The Fourth Amendment has greatly evolved with time; the way it was applied in the past is not the same way it is being applied in the 21st Century. This Amendment gets much of its inspiration from the experience of the American colonies with the English Crown’s issuance of General Warrants (Schulhofer, 2012, p. 32).
These warrants, during that period, enabled government agents to have the authority to search and seize whatever they desired, without necessarily having a cause. The public issued several complaints, thus leading to a majority of the states to outlaw the use of these Warrants. This is also the time when the Fourth Amendment was included in the Constitution after the passing of the Bill of Rights (McInnis, 2010, p. 53).
With time, the issue of search and seizure was not yet prominent up until the Supreme Court case of Weeks vs. United States in 1914, where police officers entered the home of Fremont Weeks, and seized papers that would later be used to convict him of transporting lottery tickets via the mail (Carmen, 2013, p. 60).
The search and seizure were abrasively carried out without formal warrants, and the plaintiff decided to take legal action against the government, thus formally requesting the return of his private possessions.
The case later came to be recognized as monumental with regards to the Fourth Amendment as it also established the ‘Exclusionary Rule’ which states that any proof gathered by the government in violation of the Amendment rights of the accused cannot assist in the conviction of the person (Johnson, 2009, p. 81).
Today, the majority of legal and political commentators are continuously arguing the advantages of the Exclusionary Rule, suggesting that it protects those who are guilty and tend to pervert justice (Taslitz, 2006, p. 104).

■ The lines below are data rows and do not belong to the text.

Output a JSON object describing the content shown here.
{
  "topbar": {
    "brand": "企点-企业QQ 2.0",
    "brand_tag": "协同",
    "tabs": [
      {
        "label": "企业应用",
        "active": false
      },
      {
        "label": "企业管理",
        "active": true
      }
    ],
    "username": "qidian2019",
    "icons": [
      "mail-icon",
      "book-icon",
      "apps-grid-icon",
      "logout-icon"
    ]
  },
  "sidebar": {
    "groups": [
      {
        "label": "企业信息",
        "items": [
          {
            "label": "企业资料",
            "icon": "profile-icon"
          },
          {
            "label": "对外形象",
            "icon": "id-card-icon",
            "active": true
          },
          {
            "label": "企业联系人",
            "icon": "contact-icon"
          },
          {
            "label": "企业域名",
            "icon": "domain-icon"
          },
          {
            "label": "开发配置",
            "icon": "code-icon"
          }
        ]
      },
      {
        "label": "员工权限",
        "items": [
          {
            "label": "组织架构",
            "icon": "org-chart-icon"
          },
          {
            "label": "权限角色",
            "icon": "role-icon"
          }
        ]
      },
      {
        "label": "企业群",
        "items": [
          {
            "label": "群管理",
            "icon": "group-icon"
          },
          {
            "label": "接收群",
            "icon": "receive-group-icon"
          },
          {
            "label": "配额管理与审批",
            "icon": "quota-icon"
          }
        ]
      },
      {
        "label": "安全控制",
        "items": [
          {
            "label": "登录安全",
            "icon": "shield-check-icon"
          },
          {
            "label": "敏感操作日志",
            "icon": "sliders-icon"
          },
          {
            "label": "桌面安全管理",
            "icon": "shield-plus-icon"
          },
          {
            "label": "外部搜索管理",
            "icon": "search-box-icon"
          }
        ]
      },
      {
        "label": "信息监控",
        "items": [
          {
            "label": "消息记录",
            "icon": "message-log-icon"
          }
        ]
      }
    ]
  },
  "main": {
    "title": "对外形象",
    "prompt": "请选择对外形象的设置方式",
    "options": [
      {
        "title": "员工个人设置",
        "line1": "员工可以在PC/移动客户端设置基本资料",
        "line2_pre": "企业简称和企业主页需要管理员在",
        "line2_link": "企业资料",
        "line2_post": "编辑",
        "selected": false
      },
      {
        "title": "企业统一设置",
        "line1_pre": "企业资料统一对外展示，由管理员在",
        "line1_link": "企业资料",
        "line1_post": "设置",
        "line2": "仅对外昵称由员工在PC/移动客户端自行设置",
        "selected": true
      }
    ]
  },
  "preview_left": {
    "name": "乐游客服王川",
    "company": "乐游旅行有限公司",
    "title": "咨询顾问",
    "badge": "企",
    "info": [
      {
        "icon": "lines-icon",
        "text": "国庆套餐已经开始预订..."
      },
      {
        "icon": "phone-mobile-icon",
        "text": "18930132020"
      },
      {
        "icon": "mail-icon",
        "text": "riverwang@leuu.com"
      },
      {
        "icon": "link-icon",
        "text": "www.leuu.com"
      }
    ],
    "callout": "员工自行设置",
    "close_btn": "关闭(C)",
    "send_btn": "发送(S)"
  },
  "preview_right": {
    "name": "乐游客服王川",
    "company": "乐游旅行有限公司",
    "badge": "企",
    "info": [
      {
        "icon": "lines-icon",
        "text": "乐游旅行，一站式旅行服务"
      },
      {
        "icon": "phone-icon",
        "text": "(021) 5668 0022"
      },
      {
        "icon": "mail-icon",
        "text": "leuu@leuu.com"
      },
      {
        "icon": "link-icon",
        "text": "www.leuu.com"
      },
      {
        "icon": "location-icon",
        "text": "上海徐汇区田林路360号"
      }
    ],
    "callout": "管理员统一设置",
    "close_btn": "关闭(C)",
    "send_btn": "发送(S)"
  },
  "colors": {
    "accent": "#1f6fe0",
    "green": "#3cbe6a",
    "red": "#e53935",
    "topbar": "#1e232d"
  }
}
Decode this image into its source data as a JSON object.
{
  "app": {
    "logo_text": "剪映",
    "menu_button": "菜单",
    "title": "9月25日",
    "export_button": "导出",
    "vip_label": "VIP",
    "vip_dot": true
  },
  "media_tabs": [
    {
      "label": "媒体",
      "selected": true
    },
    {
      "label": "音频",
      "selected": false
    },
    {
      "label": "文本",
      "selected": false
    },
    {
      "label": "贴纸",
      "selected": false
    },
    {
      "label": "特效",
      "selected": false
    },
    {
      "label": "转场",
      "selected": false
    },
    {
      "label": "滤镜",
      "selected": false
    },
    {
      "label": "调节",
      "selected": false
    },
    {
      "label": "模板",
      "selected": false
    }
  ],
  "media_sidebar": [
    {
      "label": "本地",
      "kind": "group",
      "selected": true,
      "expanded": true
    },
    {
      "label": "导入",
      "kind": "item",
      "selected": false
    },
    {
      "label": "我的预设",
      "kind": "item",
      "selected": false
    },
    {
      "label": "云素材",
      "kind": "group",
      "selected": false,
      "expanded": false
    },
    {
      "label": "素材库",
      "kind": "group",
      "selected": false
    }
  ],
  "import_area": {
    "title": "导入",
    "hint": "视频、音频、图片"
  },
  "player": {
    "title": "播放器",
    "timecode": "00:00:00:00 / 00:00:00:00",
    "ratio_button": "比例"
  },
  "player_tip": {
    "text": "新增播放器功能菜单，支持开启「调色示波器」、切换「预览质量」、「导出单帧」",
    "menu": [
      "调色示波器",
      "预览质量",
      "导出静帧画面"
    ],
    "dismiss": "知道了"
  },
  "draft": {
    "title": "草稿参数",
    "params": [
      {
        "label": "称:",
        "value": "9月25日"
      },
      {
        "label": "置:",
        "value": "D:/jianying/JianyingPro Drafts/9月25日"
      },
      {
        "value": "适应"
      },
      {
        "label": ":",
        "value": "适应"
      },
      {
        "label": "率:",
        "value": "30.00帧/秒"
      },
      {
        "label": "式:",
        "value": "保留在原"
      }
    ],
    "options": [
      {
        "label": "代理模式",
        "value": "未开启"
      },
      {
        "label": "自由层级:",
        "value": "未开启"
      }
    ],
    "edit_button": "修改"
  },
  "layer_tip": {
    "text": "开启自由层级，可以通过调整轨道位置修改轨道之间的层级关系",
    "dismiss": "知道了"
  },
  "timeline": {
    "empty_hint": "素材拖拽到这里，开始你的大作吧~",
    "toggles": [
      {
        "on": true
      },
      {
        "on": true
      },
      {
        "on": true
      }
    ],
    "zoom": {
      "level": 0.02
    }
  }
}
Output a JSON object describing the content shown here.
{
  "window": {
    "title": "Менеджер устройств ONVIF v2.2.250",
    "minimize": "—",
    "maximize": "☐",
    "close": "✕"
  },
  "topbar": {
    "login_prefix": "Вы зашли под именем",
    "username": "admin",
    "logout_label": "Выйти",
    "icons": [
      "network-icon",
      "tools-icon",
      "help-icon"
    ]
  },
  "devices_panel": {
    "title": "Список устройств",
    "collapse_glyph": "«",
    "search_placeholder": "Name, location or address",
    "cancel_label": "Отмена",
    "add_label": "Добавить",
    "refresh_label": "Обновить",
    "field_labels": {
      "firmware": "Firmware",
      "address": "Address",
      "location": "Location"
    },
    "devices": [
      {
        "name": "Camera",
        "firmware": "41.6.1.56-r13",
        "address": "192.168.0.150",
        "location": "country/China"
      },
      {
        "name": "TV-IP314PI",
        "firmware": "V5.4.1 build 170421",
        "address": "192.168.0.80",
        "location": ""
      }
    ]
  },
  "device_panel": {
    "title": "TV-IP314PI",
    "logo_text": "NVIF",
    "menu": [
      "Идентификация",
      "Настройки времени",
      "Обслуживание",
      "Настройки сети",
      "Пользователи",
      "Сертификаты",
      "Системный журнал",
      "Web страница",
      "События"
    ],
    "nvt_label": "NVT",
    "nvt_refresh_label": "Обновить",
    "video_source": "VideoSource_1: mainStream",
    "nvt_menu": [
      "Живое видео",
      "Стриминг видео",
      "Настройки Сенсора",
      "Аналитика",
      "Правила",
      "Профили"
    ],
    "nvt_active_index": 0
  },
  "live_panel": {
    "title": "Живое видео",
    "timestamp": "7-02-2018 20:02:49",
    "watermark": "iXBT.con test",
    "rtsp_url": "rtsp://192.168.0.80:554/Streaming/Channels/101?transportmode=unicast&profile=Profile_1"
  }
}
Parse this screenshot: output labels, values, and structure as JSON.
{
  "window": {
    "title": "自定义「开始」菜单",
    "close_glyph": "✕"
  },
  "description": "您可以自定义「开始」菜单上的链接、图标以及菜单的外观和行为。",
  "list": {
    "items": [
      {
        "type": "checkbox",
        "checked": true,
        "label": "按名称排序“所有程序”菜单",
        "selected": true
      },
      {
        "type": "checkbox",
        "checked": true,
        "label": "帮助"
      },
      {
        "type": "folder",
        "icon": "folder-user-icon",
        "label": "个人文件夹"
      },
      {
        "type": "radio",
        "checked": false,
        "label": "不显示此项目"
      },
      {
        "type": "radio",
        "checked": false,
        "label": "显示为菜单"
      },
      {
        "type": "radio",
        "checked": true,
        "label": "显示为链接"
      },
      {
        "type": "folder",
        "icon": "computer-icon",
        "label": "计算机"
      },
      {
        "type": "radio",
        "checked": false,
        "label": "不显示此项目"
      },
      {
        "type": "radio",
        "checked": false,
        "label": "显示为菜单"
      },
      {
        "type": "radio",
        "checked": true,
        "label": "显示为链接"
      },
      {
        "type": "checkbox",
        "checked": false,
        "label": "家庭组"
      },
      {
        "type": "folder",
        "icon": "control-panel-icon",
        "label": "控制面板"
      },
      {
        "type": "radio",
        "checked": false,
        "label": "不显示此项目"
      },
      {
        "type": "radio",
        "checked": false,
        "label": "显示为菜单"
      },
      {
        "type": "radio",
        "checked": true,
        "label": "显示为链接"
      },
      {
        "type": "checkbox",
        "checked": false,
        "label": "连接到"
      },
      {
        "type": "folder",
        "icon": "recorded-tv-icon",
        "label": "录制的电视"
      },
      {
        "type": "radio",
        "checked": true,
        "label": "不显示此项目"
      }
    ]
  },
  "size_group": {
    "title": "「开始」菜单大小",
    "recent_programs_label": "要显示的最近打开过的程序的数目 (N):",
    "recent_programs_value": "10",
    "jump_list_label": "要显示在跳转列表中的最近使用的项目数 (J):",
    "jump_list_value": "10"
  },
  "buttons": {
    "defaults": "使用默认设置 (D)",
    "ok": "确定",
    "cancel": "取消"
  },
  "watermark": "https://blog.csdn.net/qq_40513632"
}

Others declare that this Rule is a firm verification against law enforcers who happen to be overzealous in the violation of individuals’ rights to make arrests. With the commencement of the War on Terror, which was initiated soon after the 9/11 bombing attacks on American soil, the protection of the Fourth Amendment rights has rapidly gained recognition.
As a way of combating terrorism locally, the PATRIOT Act allows government agents to perform warrantless wiretaps of phone calls as well as e-mails (Schulhofer, 2012, p. 38). This is one of the issues that have brought about controversies with today’s society regarding the violations of the Fourth Amendment. The society no longer feels safe since their rights to privacy are being grossly violated, all in the name of War on Terror.
It is a fact that from what has been recently observed, people have easily forgotten where their freedom comes from. The Fourth Amendment is considered to be quite important to American history and has so far managed to protect American citizens from unreasonable searches and seizures by law enforcement agencies.
However, several controversies have also been brought forth regarding this particular Amendment and the invasion of people’s privacy, for instance, government surveillance and monitoring of phone calls.
The issue of discrimination against racial minority groups has also been raised as yet another controversy where it is argued that people from this particular group tend to be stopped and arrested on suspicion of engaging in criminal activity more than their white counterparts.
I believe that for the society to be able to eradicate such discrimination, it should not only emphasize on the importance of the ‘Exclusionary Rule,’ but also enforce strict punishment to law enforcers who do not adhere to the Fourth Amendment rights. The Fourth Amendment, together with the requirements of probable cause, is generally aimed at protecting innocent civilians at all cost.
Carmen, R. (2013). Criminal Procedure: Law and Practice. 9th Edition. New York: Cengage Learning.
Johnson, T. (2009). Legal Rights. New York: Infobase Publishing.
McInnis, T.N. (2010). The Evolution of the Fourth Amendment. Lexington, MA: Lexington Books.
Schulhofer, S.J. (2012). More Essential Than Ever: The Fourth Amendment in the Twenty-First Century. Oxford: Oxford University Press.
Taslitz, A.E. (2006). Reconstructing the Fourth Amendment: A History of Search and Seizure, 1789 – 1868. New York: NYU Press.